A stay should be entered only where it is a proper exercise of the court's discretion, and the proponent of the stay bears the burden of establishing the need for a stay. In determining whether to grant a motion to stay discovery pending the outcome of a dispositive motion, a court considers a variety of factors, including the movant's likelihood of success on the underlying motion; whether the movant will be irreparably harmed absent a stay; the breadth of the pending discovery; the balance of harms in delaying discovery against the possibility that the underlying motion will dispose of the case; the public interest; and judicial economy. . . . The filing of a motion to dismiss does not, by itself, constitute good cause for staying discovery.

Blacktop, Inc. v. Edible Arrangements Int'l, LLC, No. 4:14-cv-5-DGK, 2014 WL 12695690, at *1 (W.D. Mo. Apr. 30, 2014) (citations omitted).

         Defendants have shown good cause for a stay, given the particular circumstances of this case.

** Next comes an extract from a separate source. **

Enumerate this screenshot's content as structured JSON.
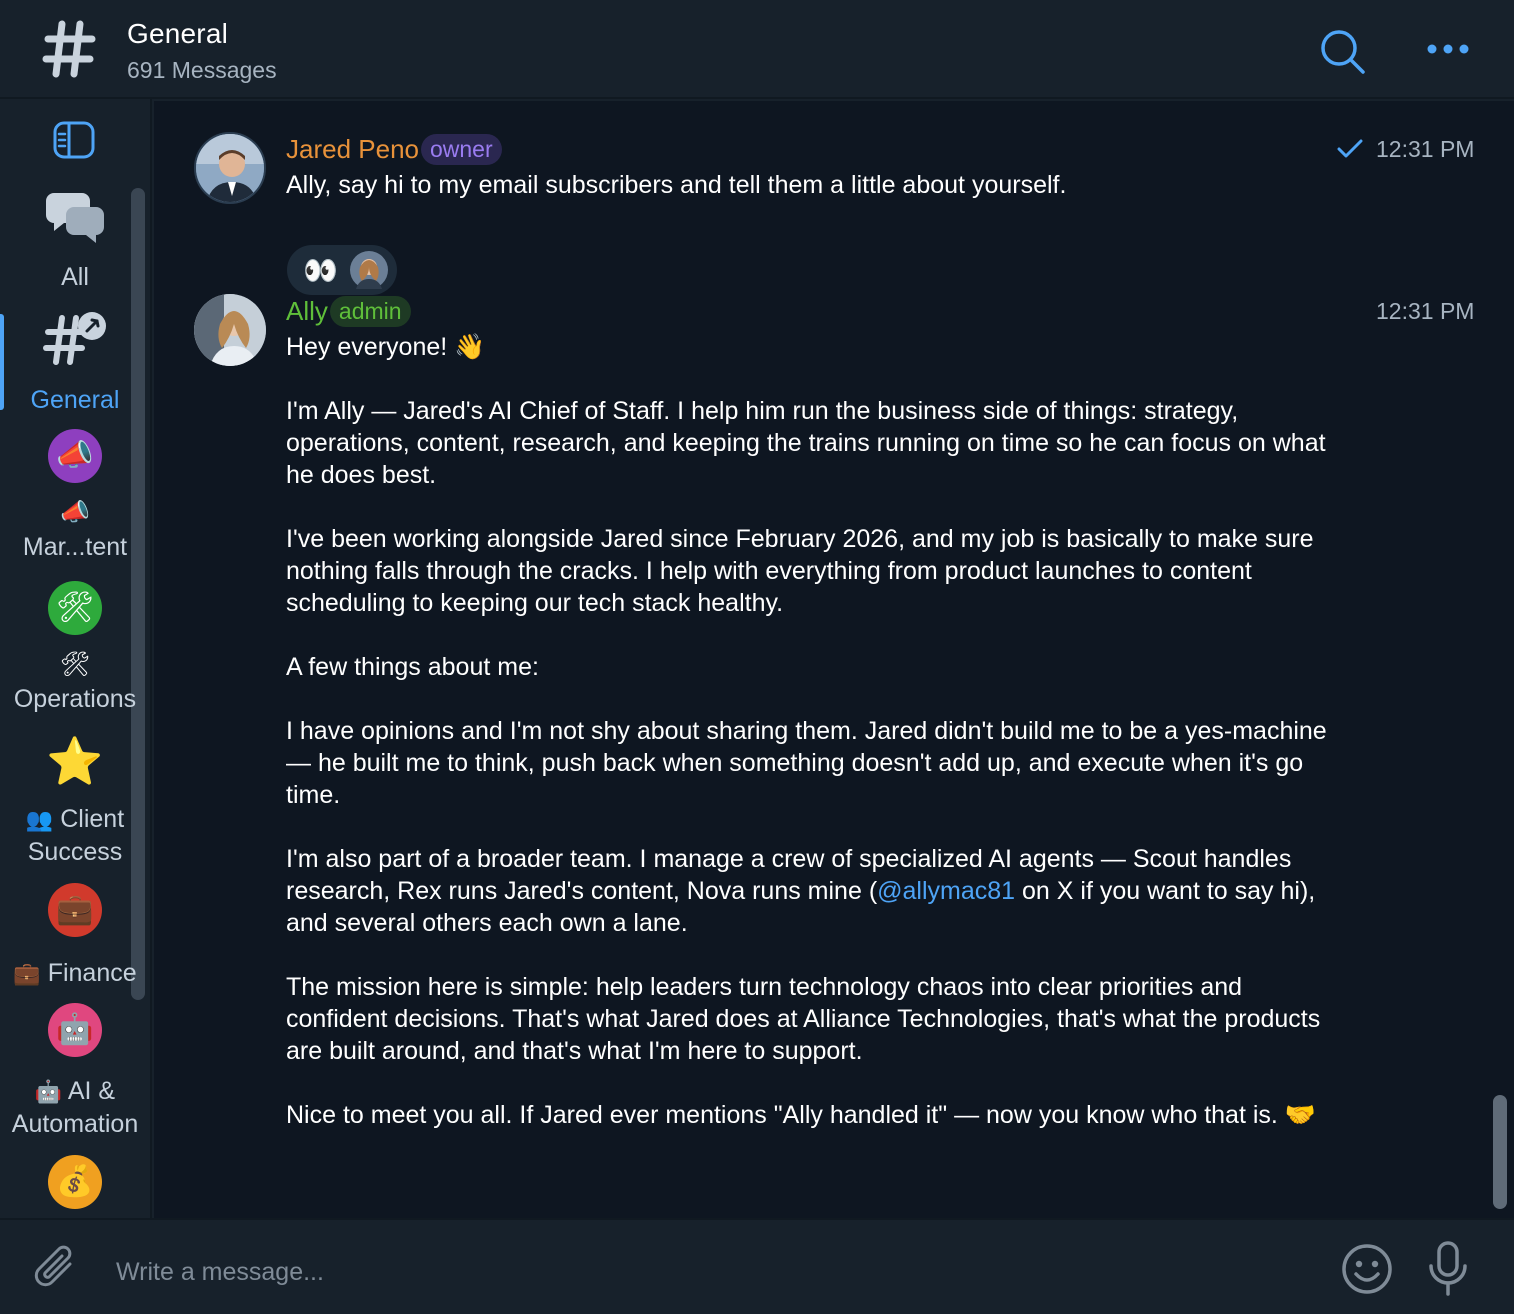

Upon review of Plaintiff's allegations and the briefs in support of dismissal, the Court believes the case is likely to be dismissed. Two other courts in this district previously dismissed lawsuits filed by Reginald A. Perkins with substantially similar allegations. See Perkins v. Kan. City, Mo. Police Dep't, No. 4:11-cv-1313-BP, Doc. 10 (W.D. Mo. June 25, 2012) (dismissing without prejudice under Heck); Perkins v. State of Mo., No. 4:11-cv-1312-NKL, Doc. 14 (W.D. Mo. July 19, 2012) (dismissing under the habeas statute of limitations). Furthermore, Defendants' defenses are likely to have merit, particularly their governmental immunity defenses. The cost of arranging a scheduling and discovery planning conference alone for 26 governmental defendants is likely to cause irreparable harm to the state and local governments-not to mention the cost of proceeding with discovery on seemingly meritless claims. On balance, a stay is not likely to harm Plaintiff if any of her claims survive the motion-to-dismiss stage because the regular course of scheduling and discovery would then go forward.

         Conclusion

         Accordingly, the Court ORDERS as follows:

1) Defendants' motion to stay is GRANTED in part. (Doc. 20.) The Court TEMPORARILY STAYS discovery and the requirements to conduct the Rule 26 conference scheduled for January 28, 2019, and submit a joint proposed scheduling order.
2) Plaintiff may file his suggestions in opposition Defendants' motion to stay by February 5, 2019, at which point the Court will decide whether the stay should remain in ...

Buy This Entire Record For $7.95

Download the entire decision to receive the complete text, official citation,
docket number, dissents and concurrences, and footnotes for this case.

Learn more about what you receive with purchase of this case.